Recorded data
━━━━

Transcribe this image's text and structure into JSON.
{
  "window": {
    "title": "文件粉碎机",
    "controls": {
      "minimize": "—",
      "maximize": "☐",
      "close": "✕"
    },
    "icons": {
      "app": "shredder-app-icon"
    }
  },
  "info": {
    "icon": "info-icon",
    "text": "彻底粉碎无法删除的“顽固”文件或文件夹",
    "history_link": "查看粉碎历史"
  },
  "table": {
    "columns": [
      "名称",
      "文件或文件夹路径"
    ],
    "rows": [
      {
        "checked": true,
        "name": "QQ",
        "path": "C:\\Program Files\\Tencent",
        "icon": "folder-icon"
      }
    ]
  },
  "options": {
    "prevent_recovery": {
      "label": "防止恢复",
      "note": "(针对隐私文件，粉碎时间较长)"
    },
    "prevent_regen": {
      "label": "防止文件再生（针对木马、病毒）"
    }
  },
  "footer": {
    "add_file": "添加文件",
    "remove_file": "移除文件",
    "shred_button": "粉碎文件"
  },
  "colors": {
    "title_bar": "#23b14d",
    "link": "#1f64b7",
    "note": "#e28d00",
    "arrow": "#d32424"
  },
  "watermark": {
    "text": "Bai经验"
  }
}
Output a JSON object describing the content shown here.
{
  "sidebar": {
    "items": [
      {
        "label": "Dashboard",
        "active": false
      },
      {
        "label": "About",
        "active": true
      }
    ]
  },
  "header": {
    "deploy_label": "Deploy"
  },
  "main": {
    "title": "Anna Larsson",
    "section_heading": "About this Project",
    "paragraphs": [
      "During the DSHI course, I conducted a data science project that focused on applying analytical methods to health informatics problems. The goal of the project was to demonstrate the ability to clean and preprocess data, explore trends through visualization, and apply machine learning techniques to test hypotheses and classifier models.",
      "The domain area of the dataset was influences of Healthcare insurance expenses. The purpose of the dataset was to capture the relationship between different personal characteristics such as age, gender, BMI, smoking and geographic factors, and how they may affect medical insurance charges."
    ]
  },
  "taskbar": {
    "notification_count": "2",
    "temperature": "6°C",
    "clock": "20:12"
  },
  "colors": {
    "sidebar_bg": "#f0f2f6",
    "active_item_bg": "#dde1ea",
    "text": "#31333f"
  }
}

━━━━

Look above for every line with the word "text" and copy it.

Transcribe this image's text and structure into JSON.
    "text": "彻底粉碎无法删除的“顽固”文件或文件夹",
    "text": "Bai经验"
    "text": "#31333f"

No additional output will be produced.